Data for this exercise —
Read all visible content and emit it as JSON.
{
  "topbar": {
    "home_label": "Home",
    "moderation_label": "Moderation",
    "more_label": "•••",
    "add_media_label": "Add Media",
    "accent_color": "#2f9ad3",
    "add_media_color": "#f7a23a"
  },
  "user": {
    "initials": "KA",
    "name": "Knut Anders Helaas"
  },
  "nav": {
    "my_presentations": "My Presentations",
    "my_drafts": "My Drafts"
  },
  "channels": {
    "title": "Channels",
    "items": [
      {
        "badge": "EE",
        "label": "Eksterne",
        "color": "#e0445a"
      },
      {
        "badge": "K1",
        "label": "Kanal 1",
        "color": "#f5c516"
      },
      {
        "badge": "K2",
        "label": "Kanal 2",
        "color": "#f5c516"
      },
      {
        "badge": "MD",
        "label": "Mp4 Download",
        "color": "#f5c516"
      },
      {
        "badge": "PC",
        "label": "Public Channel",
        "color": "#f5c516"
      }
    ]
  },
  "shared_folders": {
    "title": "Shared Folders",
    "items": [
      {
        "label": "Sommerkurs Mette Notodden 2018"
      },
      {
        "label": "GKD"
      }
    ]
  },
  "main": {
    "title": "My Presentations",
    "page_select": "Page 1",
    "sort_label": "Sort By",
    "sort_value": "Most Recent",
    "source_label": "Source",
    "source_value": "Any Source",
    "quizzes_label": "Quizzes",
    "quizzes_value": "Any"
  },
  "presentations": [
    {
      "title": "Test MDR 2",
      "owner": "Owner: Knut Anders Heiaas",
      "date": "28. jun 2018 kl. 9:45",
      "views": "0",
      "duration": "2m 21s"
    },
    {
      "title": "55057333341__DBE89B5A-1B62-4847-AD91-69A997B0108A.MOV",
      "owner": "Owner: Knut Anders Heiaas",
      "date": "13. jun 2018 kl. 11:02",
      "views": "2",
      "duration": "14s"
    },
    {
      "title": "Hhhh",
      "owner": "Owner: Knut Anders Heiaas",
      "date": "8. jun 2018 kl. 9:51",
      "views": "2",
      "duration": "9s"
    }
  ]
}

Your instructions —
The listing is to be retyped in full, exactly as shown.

Solution for this exercise —
Read all visible content and emit it as JSON.
{
  "topbar": {
    "home_label": "Home",
    "moderation_label": "Moderation",
    "more_label": "•••",
    "add_media_label": "Add Media",
    "accent_color": "#2f9ad3",
    "add_media_color": "#f7a23a"
  },
  "user": {
    "initials": "KA",
    "name": "Knut Anders Helaas"
  },
  "nav": {
    "my_presentations": "My Presentations",
    "my_drafts": "My Drafts"
  },
  "channels": {
    "title": "Channels",
    "items": [
      {
        "badge": "EE",
        "label": "Eksterne",
        "color": "#e0445a"
      },
      {
        "badge": "K1",
        "label": "Kanal 1",
        "color": "#f5c516"
      },
      {
        "badge": "K2",
        "label": "Kanal 2",
        "color": "#f5c516"
      },
      {
        "badge": "MD",
        "label": "Mp4 Download",
        "color": "#f5c516"
      },
      {
        "badge": "PC",
        "label": "Public Channel",
        "color": "#f5c516"
      }
    ]
  },
  "shared_folders": {
    "title": "Shared Folders",
    "items": [
      {
        "label": "Sommerkurs Mette Notodden 2018"
      },
      {
        "label": "GKD"
      }
    ]
  },
  "main": {
    "title": "My Presentations",
    "page_select": "Page 1",
    "sort_label": "Sort By",
    "sort_value": "Most Recent",
    "source_label": "Source",
    "source_value": "Any Source",
    "quizzes_label": "Quizzes",
    "quizzes_value": "Any"
  },
  "presentations": [
    {
      "title": "Test MDR 2",
      "owner": "Owner: Knut Anders Heiaas",
      "date": "28. jun 2018 kl. 9:45",
      "views": "0",
      "duration": "2m 21s"
    },
    {
      "title": "55057333341__DBE89B5A-1B62-4847-AD91-69A997B0108A.MOV",
      "owner": "Owner: Knut Anders Heiaas",
      "date": "13. jun 2018 kl. 11:02",
      "views": "2",
      "duration": "14s"
    },
    {
      "title": "Hhhh",
      "owner": "Owner: Knut Anders Heiaas",
      "date": "8. jun 2018 kl. 9:51",
      "views": "2",
      "duration": "9s"
    }
  ]
}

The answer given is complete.